The fertilizer test was not as accurate. Flower Power tracks the amount of fertilizer in the soil by measuring electrical connectivity. Since moisture is a big factor in conductivity, the meter will only take readings shortly after you've watered your plant. On the positive side, this allows the system to avoid overreacting to drops in conductivity due to decreasing moisture levels. Flower Power won't tell you to fertilize every time you need to water; that would be disastrous. This is also why fertilizer isn't available for Live Mode. The downside is this results in slow, stagnant readings that seem more like guesses.

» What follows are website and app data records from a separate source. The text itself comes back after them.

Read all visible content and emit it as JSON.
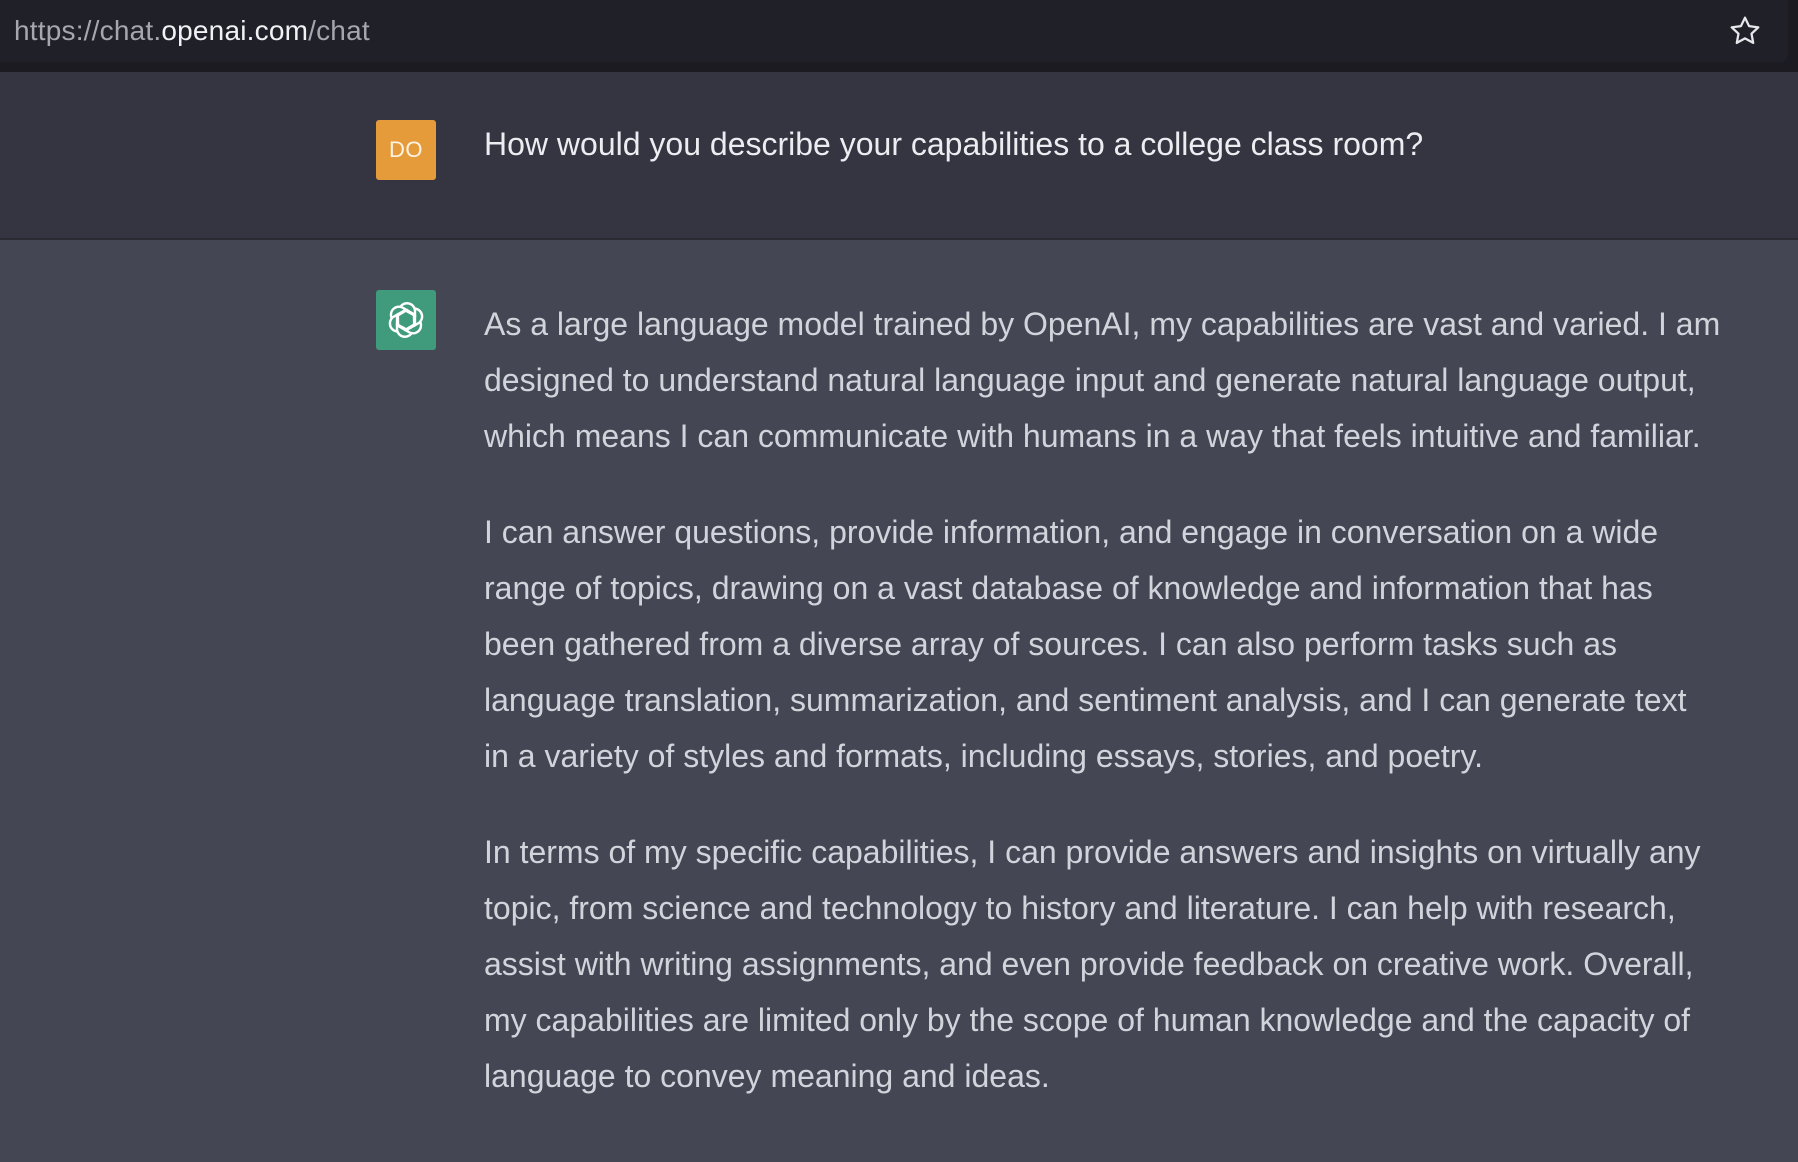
{
  "browser": {
    "url_prefix": "https://chat.",
    "url_domain": "openai.com",
    "url_path": "/chat",
    "bookmark_icon": "star-icon"
  },
  "conversation": {
    "user": {
      "avatar_initials": "DO",
      "avatar_color": "#e69b3a",
      "message": "How would you describe your capabilities to a college class room?"
    },
    "assistant": {
      "avatar_icon": "openai-logo-icon",
      "avatar_color": "#3f9b7c",
      "paragraphs": [
        {
          "lines": [
            "As a large language model trained by OpenAI, my capabilities are vast and varied. I am",
            "designed to understand natural language input and generate natural language output,",
            "which means I can communicate with humans in a way that feels intuitive and familiar."
          ]
        },
        {
          "lines": [
            "I can answer questions, provide information, and engage in conversation on a wide",
            "range of topics, drawing on a vast database of knowledge and information that has",
            "been gathered from a diverse array of sources. I can also perform tasks such as",
            "language translation, summarization, and sentiment analysis, and I can generate text",
            "in a variety of styles and formats, including essays, stories, and poetry."
          ]
        },
        {
          "lines": [
            "In terms of my specific capabilities, I can provide answers and insights on virtually any",
            "topic, from science and technology to history and literature. I can help with research,",
            "assist with writing assignments, and even provide feedback on creative work. Overall,",
            "my capabilities are limited only by the scope of human knowledge and the capacity of",
            "language to convey meaning and ideas."
          ]
        }
      ]
    }
  }
}
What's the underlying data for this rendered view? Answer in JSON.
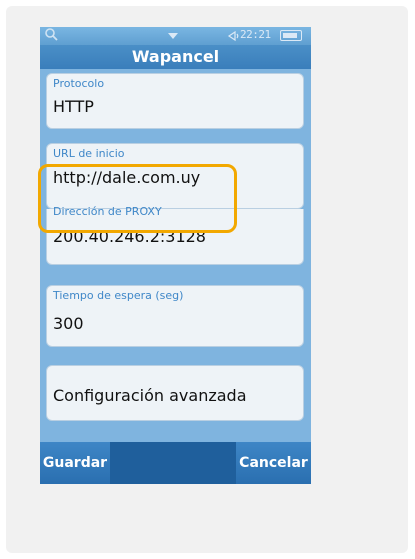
{
  "status_bar": {
    "time": "22:21",
    "icons": [
      "search-icon",
      "chevron-down-icon",
      "signal-icon",
      "battery-icon"
    ]
  },
  "title": "Wapancel",
  "fields": [
    {
      "label": "Protocolo",
      "value": "HTTP"
    },
    {
      "label": "URL de inicio",
      "value": "http://dale.com.uy"
    },
    {
      "label": "Dirección de PROXY",
      "value": "200.40.246.2:3128"
    },
    {
      "label": "Tiempo de espera (seg)",
      "value": "300"
    },
    {
      "label": "",
      "value": "Configuración avanzada"
    }
  ],
  "buttons": {
    "save": "Guardar",
    "cancel": "Cancelar"
  },
  "colors": {
    "highlight": "#f2a800",
    "label_blue": "#3f87c8",
    "bottom_bar": "#1f5f9c"
  }
}
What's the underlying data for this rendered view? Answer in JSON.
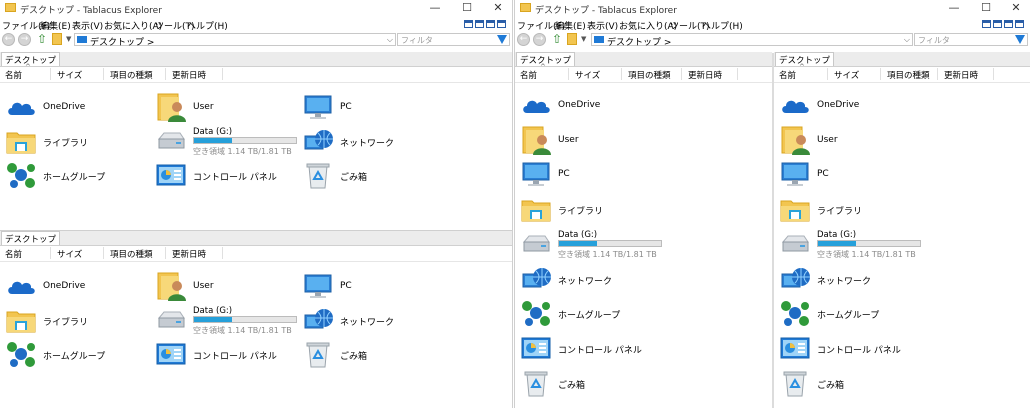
{
  "app_title": "デスクトップ - Tablacus Explorer",
  "window_buttons": {
    "minimize": "—",
    "maximize": "☐",
    "close": "✕"
  },
  "menu": [
    "ファイル(F)",
    "編集(E)",
    "表示(V)",
    "お気に入り(A)",
    "ツール(T)",
    "ヘルプ(H)"
  ],
  "address": "デスクトップ >",
  "filter_placeholder": "フィルタ",
  "tab_label": "デスクトップ",
  "columns": [
    "名前",
    "サイズ",
    "項目の種類",
    "更新日時"
  ],
  "items": {
    "onedrive": "OneDrive",
    "user": "User",
    "pc": "PC",
    "library": "ライブラリ",
    "drive_name": "Data (G:)",
    "drive_free": "空き領域 1.14 TB/1.81 TB",
    "drive_used_fraction": 0.37,
    "network": "ネットワーク",
    "homegroup": "ホームグループ",
    "control_panel": "コントロール パネル",
    "recycle_bin": "ごみ箱"
  }
}
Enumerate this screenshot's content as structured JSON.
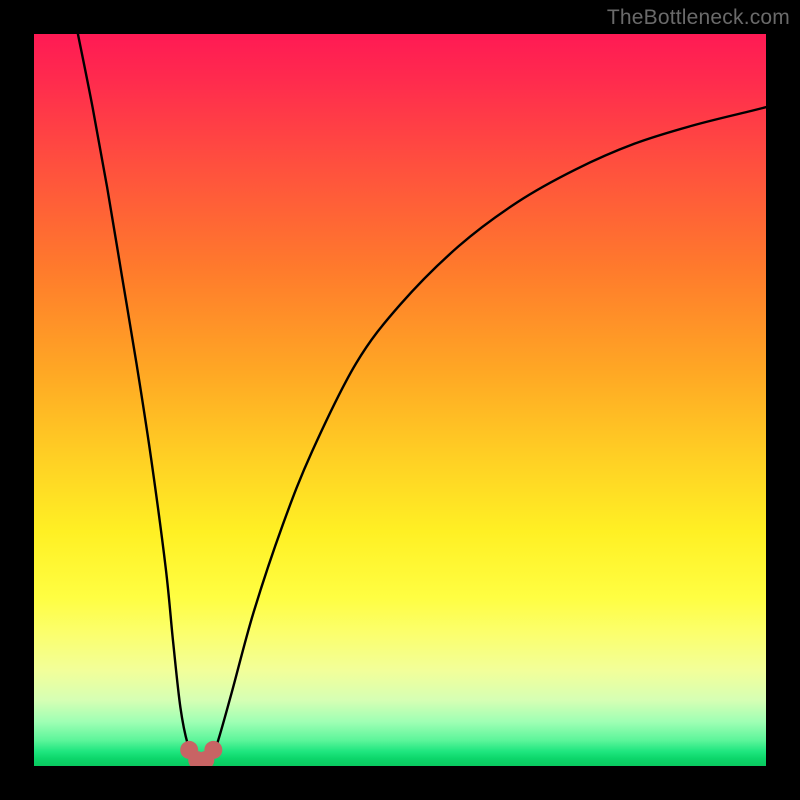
{
  "watermark": {
    "text": "TheBottleneck.com"
  },
  "colors": {
    "frame": "#000000",
    "gradient_top": "#ff1a54",
    "gradient_mid": "#ffd024",
    "gradient_bottom": "#09c95f",
    "curve": "#000000",
    "marker": "#c86464"
  },
  "chart_data": {
    "type": "line",
    "title": "",
    "xlabel": "",
    "ylabel": "",
    "xlim": [
      0,
      100
    ],
    "ylim": [
      0,
      100
    ],
    "series": [
      {
        "name": "bottleneck-curve",
        "x": [
          6,
          8,
          10,
          12,
          14,
          16,
          18,
          19,
          20,
          21,
          22,
          23,
          24,
          25,
          27,
          30,
          34,
          38,
          44,
          50,
          58,
          66,
          74,
          82,
          90,
          98,
          100
        ],
        "values": [
          100,
          90,
          79,
          67,
          55,
          42,
          27,
          17,
          8,
          3,
          1,
          0.5,
          1,
          3,
          10,
          21,
          33,
          43,
          55,
          63,
          71,
          77,
          81.5,
          85,
          87.5,
          89.5,
          90
        ]
      }
    ],
    "markers": [
      {
        "name": "valley-left",
        "x": 21.2,
        "y": 2.2
      },
      {
        "name": "valley-mid-l",
        "x": 22.3,
        "y": 0.8
      },
      {
        "name": "valley-mid-r",
        "x": 23.4,
        "y": 0.8
      },
      {
        "name": "valley-right",
        "x": 24.5,
        "y": 2.2
      }
    ],
    "legend": false,
    "grid": false
  }
}
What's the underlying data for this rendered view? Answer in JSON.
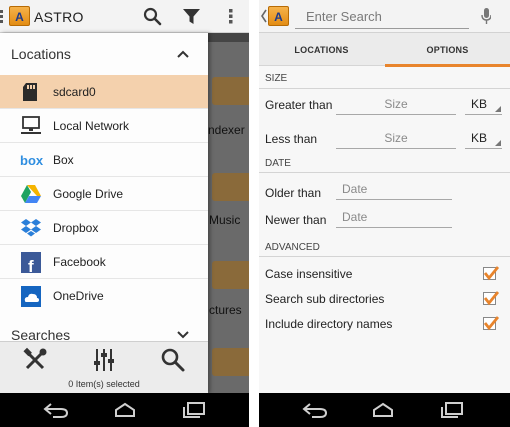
{
  "left_screen": {
    "app_title": "ASTRO",
    "app_icon_letter": "A",
    "background_labels": [
      "ndexer",
      "Music",
      "ctures"
    ],
    "drawer": {
      "locations_header": "Locations",
      "locations": [
        {
          "label": "sdcard0",
          "icon": "sd-card-icon",
          "selected": true
        },
        {
          "label": "Local Network",
          "icon": "network-computer-icon",
          "selected": false
        },
        {
          "label": "Box",
          "icon": "box-icon",
          "selected": false
        },
        {
          "label": "Google Drive",
          "icon": "google-drive-icon",
          "selected": false
        },
        {
          "label": "Dropbox",
          "icon": "dropbox-icon",
          "selected": false
        },
        {
          "label": "Facebook",
          "icon": "facebook-icon",
          "selected": false
        },
        {
          "label": "OneDrive",
          "icon": "onedrive-icon",
          "selected": false
        }
      ],
      "searches_header": "Searches",
      "tools": [
        "tools-icon",
        "equalizer-icon",
        "search-icon"
      ],
      "status": "0 Item(s) selected"
    }
  },
  "right_screen": {
    "app_icon_letter": "A",
    "search_placeholder": "Enter Search",
    "tabs": [
      {
        "label": "LOCATIONS",
        "active": false
      },
      {
        "label": "OPTIONS",
        "active": true
      }
    ],
    "size_section": "SIZE",
    "greater_than_label": "Greater than",
    "less_than_label": "Less than",
    "size_placeholder": "Size",
    "unit": "KB",
    "date_section": "DATE",
    "older_than_label": "Older than",
    "newer_than_label": "Newer than",
    "date_placeholder": "Date",
    "advanced_section": "ADVANCED",
    "options": [
      {
        "label": "Case insensitive",
        "checked": true
      },
      {
        "label": "Search sub directories",
        "checked": true
      },
      {
        "label": "Include directory names",
        "checked": true
      }
    ]
  },
  "colors": {
    "accent": "#e8842c",
    "selected_row": "#f4d1ad",
    "box_blue": "#2f8ee0",
    "facebook_blue": "#3b5998",
    "onedrive_blue": "#1565c0",
    "dropbox_blue": "#2a7fd9"
  }
}
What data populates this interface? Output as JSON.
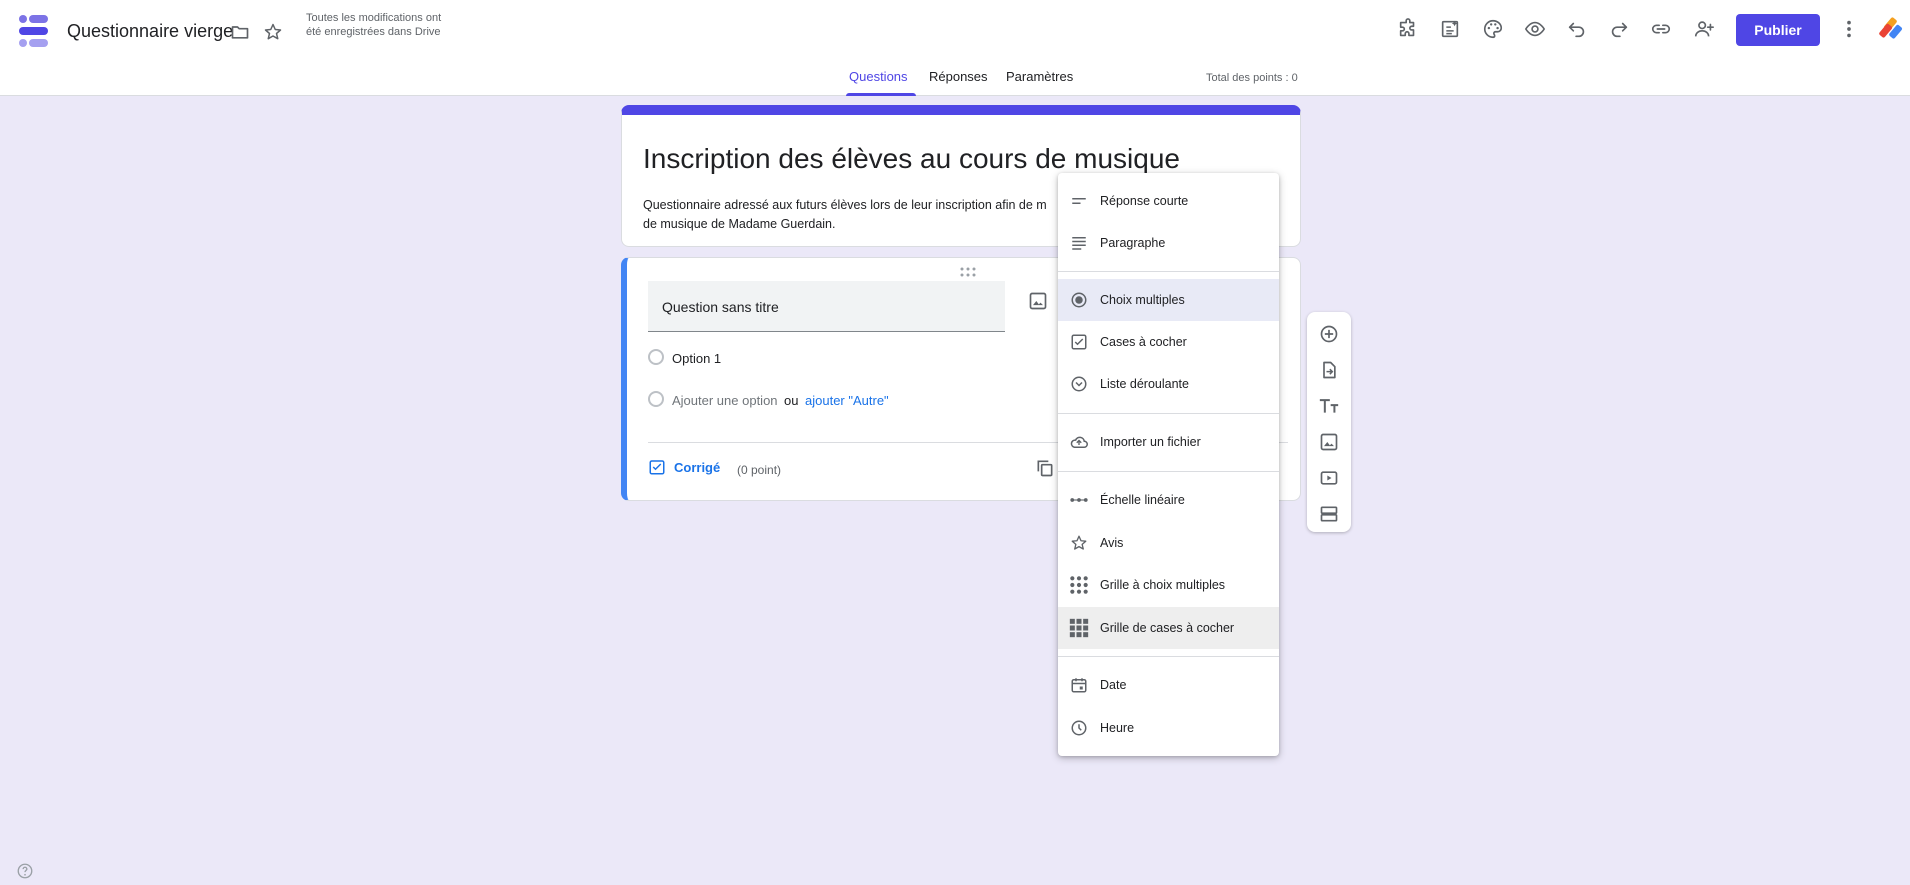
{
  "header": {
    "doc_title": "Questionnaire vierge",
    "save_status": "Toutes les modifications ont été enregistrées dans Drive",
    "publish_label": "Publier",
    "points_total": "Total des points : 0",
    "accent_color": "#4f46e5"
  },
  "tabs": [
    {
      "label": "Questions",
      "active": true
    },
    {
      "label": "Réponses",
      "active": false
    },
    {
      "label": "Paramètres",
      "active": false
    }
  ],
  "form": {
    "title": "Inscription des élèves au cours de musique",
    "description": "Questionnaire adressé aux futurs élèves lors de leur inscription afin de m... de musique de Madame Guerdain.",
    "description_line1": "Questionnaire adressé aux futurs élèves lors de leur inscription afin de m",
    "description_line2": "de musique de Madame Guerdain."
  },
  "question": {
    "title": "Question sans titre",
    "option1": "Option 1",
    "add_option": "Ajouter une option",
    "or": "ou",
    "add_other": "ajouter \"Autre\"",
    "answer_key": "Corrigé",
    "points": "(0 point)"
  },
  "type_menu": {
    "items": [
      {
        "label": "Réponse courte",
        "icon": "short-answer-icon"
      },
      {
        "label": "Paragraphe",
        "icon": "paragraph-icon"
      },
      {
        "label": "Choix multiples",
        "icon": "radio-icon",
        "selected": true
      },
      {
        "label": "Cases à cocher",
        "icon": "checkbox-icon"
      },
      {
        "label": "Liste déroulante",
        "icon": "dropdown-icon"
      },
      {
        "label": "Importer un fichier",
        "icon": "cloud-upload-icon"
      },
      {
        "label": "Échelle linéaire",
        "icon": "linear-scale-icon"
      },
      {
        "label": "Avis",
        "icon": "star-icon"
      },
      {
        "label": "Grille à choix multiples",
        "icon": "grid-dots-icon"
      },
      {
        "label": "Grille de cases à cocher",
        "icon": "grid-squares-icon",
        "hovered": true
      },
      {
        "label": "Date",
        "icon": "calendar-icon"
      },
      {
        "label": "Heure",
        "icon": "clock-icon"
      }
    ]
  },
  "side_toolbar": [
    "add-question-icon",
    "import-questions-icon",
    "add-title-icon",
    "add-image-icon",
    "add-video-icon",
    "add-section-icon"
  ]
}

In the chart above, we fertilized and watered on the second day, and you can see the spike created by these actions above. The Flower Power didn't react to the change until after the weekend passed, and only then by jumping to a seemingly random high point. It's guessing. Again, if you looked at the chart and thought you needed to fertilize again when it got back to it's initial point, you'd be giving it more fertilizer two days later and would be badly overdoing it for almost any plant. Thus, Parrot's device is smart to only take readings at certain times, but it's fertilizer readings are still an unreliable measurement.
Because of its mostly accurate readings, and helpful database, the Parrot Flower Power serves a few functions well. Its recommendations for care are broad, but if you're trying to figure out how to help a suffering plant, "move to a sunnier spot" might be exactly what you need to hear. It's Bluetooth range is also comparatively small, but will serve you just fine if you have a compatible Apple device and are checking on plants in adjacent rooms of your home. Finally, it stores and charts data long term, providing a valuable service to those looking to study changes in their garden over time.
Nevertheless, it lacks automation and specificity. If, like me, you have a black thumb and need help keeping plants alive, Oso Technologies' PlantLink will serve you much better. If you need more advanced monitoring for long-term care, it might be worth the extra money for the $130 Koubachi sensor. Parrot's Flower Power has trouble with communication, and thus, doesn't quite stack up to these other connected garden sensors.